Activity: Where does the word "駐車場アスファルト舗装" appear in the entries below? Copy each line that holds it.

Input data:
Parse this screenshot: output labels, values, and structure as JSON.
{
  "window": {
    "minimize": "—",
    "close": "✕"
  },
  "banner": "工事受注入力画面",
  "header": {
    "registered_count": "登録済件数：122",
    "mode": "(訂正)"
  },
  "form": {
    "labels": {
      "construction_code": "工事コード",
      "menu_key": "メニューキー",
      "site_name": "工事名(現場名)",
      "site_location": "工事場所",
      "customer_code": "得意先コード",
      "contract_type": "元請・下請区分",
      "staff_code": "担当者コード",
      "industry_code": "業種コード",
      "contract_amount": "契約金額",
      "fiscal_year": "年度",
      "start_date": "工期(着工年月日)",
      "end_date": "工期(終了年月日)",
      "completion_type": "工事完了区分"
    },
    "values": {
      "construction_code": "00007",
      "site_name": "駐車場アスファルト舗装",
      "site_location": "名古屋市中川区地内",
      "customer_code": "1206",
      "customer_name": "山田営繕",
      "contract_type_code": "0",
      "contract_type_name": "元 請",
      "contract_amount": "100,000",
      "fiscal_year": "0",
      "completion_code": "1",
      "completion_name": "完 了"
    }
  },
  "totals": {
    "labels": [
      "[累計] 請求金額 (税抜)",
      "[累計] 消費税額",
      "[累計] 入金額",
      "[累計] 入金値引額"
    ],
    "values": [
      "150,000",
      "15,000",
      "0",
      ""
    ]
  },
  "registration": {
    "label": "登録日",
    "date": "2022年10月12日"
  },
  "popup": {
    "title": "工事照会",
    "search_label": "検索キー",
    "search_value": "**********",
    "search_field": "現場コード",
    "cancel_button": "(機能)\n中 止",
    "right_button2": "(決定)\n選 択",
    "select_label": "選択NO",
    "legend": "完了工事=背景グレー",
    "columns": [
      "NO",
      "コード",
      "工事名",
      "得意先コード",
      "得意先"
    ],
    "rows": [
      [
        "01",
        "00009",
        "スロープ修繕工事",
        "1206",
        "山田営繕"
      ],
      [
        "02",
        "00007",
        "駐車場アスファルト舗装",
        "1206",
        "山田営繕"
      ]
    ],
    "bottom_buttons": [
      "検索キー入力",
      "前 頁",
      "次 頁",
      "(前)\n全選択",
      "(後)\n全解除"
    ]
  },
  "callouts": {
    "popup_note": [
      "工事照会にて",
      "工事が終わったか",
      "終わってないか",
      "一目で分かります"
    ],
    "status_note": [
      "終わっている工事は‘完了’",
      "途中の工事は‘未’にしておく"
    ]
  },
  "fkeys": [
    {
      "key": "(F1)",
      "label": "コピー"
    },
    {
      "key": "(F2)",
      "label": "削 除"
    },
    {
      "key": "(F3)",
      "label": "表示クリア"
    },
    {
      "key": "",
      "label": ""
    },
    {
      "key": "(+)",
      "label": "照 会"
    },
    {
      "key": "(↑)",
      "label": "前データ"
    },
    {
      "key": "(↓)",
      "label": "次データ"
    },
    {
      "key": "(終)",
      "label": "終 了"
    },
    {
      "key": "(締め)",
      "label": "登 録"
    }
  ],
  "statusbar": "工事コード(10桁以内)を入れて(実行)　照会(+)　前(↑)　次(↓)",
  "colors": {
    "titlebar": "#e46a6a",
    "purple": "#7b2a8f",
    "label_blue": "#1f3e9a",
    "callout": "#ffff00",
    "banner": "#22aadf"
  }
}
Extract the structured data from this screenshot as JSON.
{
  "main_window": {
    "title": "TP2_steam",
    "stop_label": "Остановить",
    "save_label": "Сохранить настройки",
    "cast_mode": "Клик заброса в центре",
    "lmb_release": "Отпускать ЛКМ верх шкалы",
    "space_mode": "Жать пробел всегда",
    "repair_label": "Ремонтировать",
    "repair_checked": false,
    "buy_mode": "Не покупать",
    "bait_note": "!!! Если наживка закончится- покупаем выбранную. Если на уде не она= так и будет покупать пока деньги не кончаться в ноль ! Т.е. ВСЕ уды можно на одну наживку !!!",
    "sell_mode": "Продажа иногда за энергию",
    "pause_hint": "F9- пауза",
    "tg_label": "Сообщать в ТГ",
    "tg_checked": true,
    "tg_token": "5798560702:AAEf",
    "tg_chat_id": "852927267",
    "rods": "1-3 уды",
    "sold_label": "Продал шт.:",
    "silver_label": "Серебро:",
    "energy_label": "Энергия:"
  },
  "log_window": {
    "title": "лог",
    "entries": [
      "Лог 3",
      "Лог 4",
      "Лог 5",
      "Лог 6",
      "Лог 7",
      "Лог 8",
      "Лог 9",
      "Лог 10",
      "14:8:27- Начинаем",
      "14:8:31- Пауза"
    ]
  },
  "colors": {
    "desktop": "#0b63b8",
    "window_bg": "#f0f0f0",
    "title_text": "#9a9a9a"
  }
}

Solution below:
      "site_name": "駐車場アスファルト舗装",
        "駐車場アスファルト舗装",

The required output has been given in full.